Yiddish was the language of my ancestors. Many years ago I took an adult education course, but all I remember is “Khop nisht di lokshn far di fish” – “don’t grab the noodles before the fish.” In English we would say, “don’t put the cart before the horse.”
I should have paid closer attention in the class, or listened more carefully to my grandparents when I was young. When they came to this country from the Pale of Settlement (the area in Russia where Jews were allowed to live in the 19th century), they brought their language with them. They became fluent in English, but their generation held tight to the mame-loshn, the mother tongue.

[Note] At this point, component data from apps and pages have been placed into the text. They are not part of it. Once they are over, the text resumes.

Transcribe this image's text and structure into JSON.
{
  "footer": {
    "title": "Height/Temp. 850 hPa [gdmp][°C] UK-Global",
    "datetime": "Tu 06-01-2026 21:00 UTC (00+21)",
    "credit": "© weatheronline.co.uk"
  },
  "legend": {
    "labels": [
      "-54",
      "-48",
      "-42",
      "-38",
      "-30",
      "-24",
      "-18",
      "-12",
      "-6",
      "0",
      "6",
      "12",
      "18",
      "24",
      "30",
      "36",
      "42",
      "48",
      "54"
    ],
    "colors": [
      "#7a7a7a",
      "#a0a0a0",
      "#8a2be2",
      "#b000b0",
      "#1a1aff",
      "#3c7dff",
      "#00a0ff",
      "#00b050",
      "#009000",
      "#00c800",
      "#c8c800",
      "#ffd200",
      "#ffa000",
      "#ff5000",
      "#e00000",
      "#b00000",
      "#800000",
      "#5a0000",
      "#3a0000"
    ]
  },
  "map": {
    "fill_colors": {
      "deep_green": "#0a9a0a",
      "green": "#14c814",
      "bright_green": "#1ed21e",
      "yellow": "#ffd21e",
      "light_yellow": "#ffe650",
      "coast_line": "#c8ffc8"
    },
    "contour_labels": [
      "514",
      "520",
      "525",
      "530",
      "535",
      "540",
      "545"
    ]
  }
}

Language connects us to our past. I was reminded of this recently when I read the obituary of Albert White Hat. Mr. White Hat, a member of the Rosebud Sioux tribe, taught Lakota Studies at Sinte Gliska University on the Rosebud Indian Reservation. The article described how he “helped preserve Lakota language,” and went on to say that he was “known across the powwow circuit for his dedication to the Lakota language and culture.” He even translated the movie “Dances with Wolves” into Lakota.
I paused over the article because a few years ago I was part of a small group that spent a day on the Rosebud Reservation in Mission, South Dakota. During our visit we saw first-hand that life on the Reservation is extremely difficult. High unemployment, crime, alcoholism, domestic abuse – all the plagues of society except more so. Yet our hosts could not have been more gracious. We ate traditional Lakota foods at a luncheon, listened to ceremonial Lakota songs and music, and heard the Lakota language. I asked someone to translate the word “Lakota.” It means “friend.”
As I absorbed this one-of-a kind experience, I thought about how little I knew about American Indians. My education consisted mostly of Saturday afternoons at the Latchis Theatre in Claremont, hearing Tonto say “How” and addressing the Lone Ranger as “kemo sabe” (“faithful friend”). I asked one of the elders whether young people on the reservation spoke Lakota. He answered my question with a weary look and a shrug.
Just a few weeks ago I met Father John Hatcher, S.J., President of the “St. Francis Mission Among the Lakota.” He was visiting Boston to promote the work of the Mission, which is to address social, spiritual, and educational problems on the Rosebud Reservation. He told me that part of this Jesuit initiative is to help preserve the Lakota language. The Mission’s brochure says, “The essential part of a culture is its language; without its language, a culture dies.”
Mr. White Hat spent his life keeping a culture alive. The same can be said for his Jewish counterparts who work to preserve the Yiddish language. It may seem odd to couple the two, the cultures of Indians and Jews, but I’m not the first person to do so. In the movie “Blazing Saddles,” Mel Brooks’ plays a Yiddish-speaking Indian chief who uses such expressions as “zayt nisht meshuge” (“don’t be crazy”) and “abi gezunt” (“as long as you’re healthy”). I grew up hearing those very words.
I know even less Lakota than I do Yiddish, but on my visit to Rosebud I did learn the Lakota word for “Hello.” Actually, I already knew it from my boyhood days. The word is “Hau.”